By Michelle Xu
On the island I once was a child,
the mountain-mist floated into view
like a forgotten prayer. Everywhere,
persimmons glowed in the night-buzz and
my cheeks grew pink-a-boo with sleep.
My grandpa sat under the veranda,
his smoky fingers holding my soapy ones.
On the island I once was a child am a child,
I returned, the bus driver greeted me
with “妹妹”, and I imagined him
greeting his own sister with the same
jelloing familiarity. That day,
the windowed mountains were almost too clear,
trees solid against sky, sailing above houses.
On the island I once was a child am a child am someone’s child,
my mom called. Last night, the typhoon windowed out
and rain weaponed in, washing our floors, our sheets.
Then—the screen door in the turnip garden,
our house a small lake. She told me the papayas
split open, the dragonfruits dropped to the ground.
My grandpa glowed in the picture frame,
the blue mountains behind him like giants.
Author’s note: The line, “I once was a child am a child am someone’s child”, is taken from Victoria Chang’s poem, “I Once Was a Child”
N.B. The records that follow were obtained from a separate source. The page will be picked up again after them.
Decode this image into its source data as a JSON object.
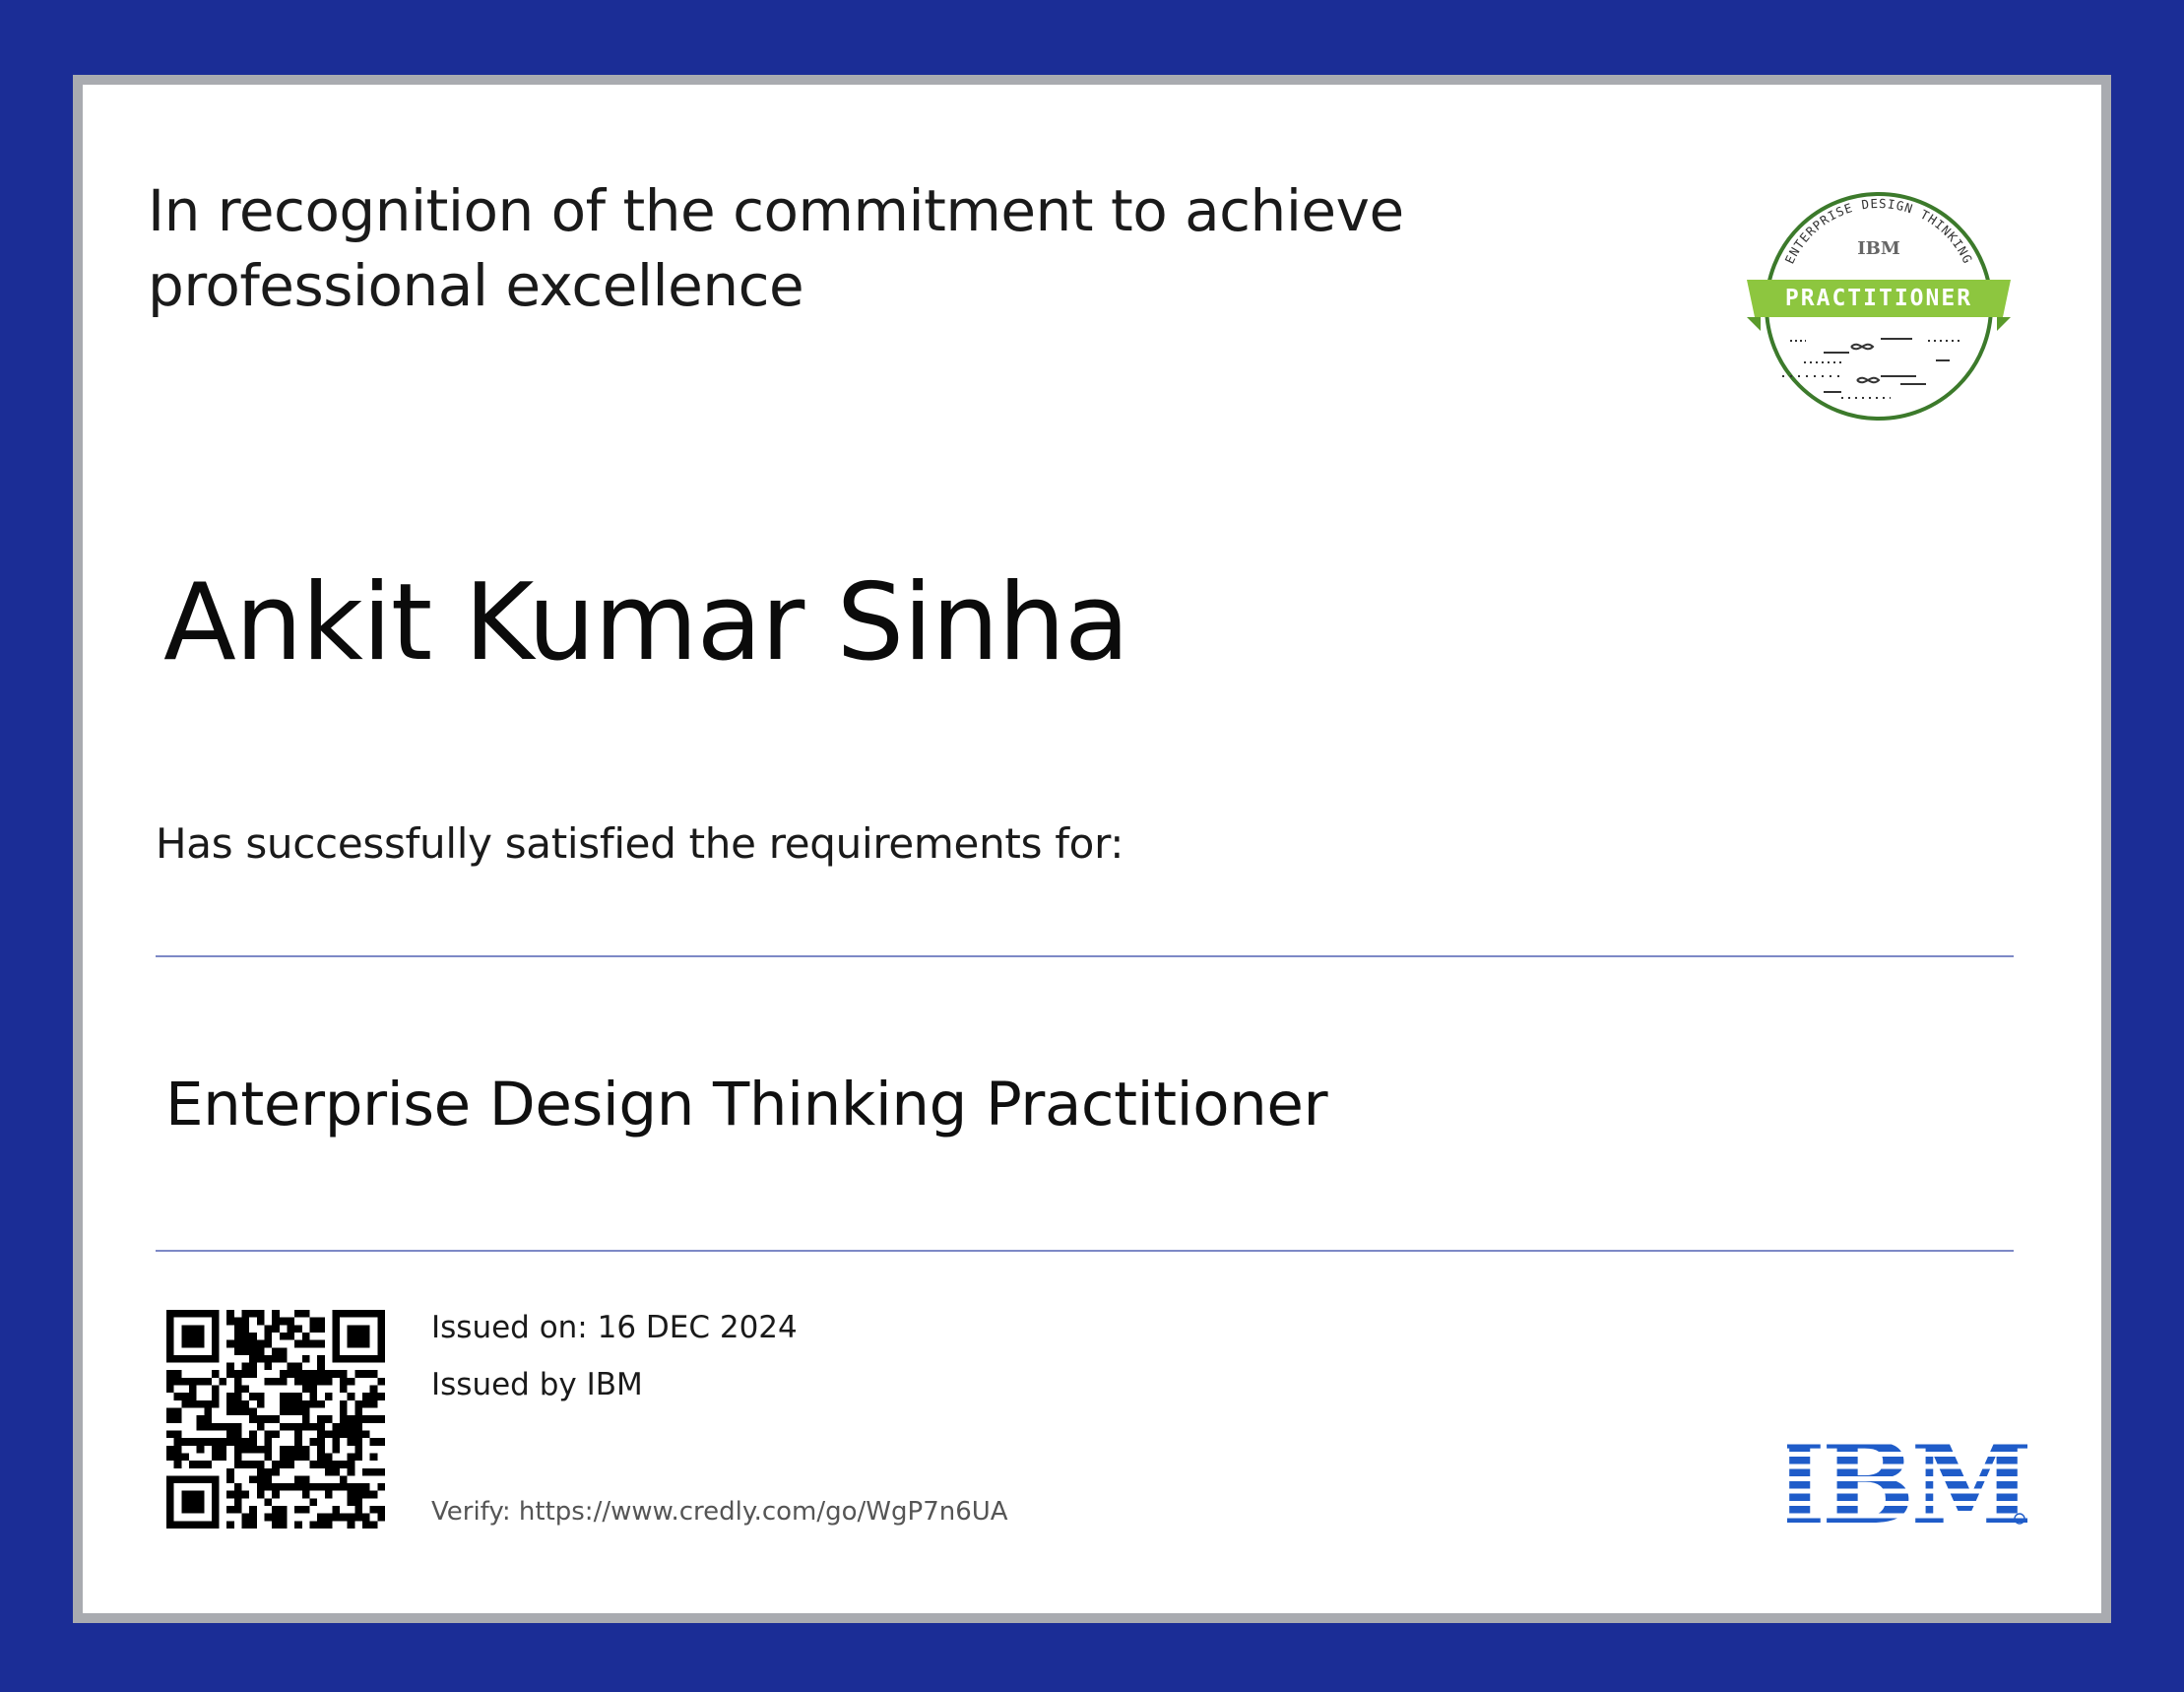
{
  "certificate": {
    "recognition_text": "In recognition of the commitment to achieve professional excellence",
    "recipient_name": "Ankit Kumar Sinha",
    "satisfied_text": "Has successfully satisfied the requirements for:",
    "credential_title": "Enterprise Design Thinking Practitioner",
    "issued_on": "Issued on: 16 DEC 2024",
    "issued_by": "Issued by IBM",
    "verify": "Verify: https://www.credly.com/go/WgP7n6UA"
  },
  "badge": {
    "arc_text": "ENTERPRISE DESIGN THINKING",
    "brand": "IBM",
    "level": "PRACTITIONER",
    "ribbon_color": "#8dc63f",
    "ring_color": "#3c7a2b"
  },
  "logo": {
    "brand": "IBM",
    "color": "#1f5cc9"
  },
  "colors": {
    "background": "#1b2d96",
    "rule": "#7d89c6"
  },
  "icons": {
    "qr": "qr-code-icon"
  }
}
Michelle Xu is a senior at Barnard College studying English and Creative Writing. Her work has appeared in plainchina, Cornell's Rainy Day, Habitat Magazine, Columbia 4x4 Magazine, and Columbia Quarto. She grew up in Shanghai and now lives in New York City.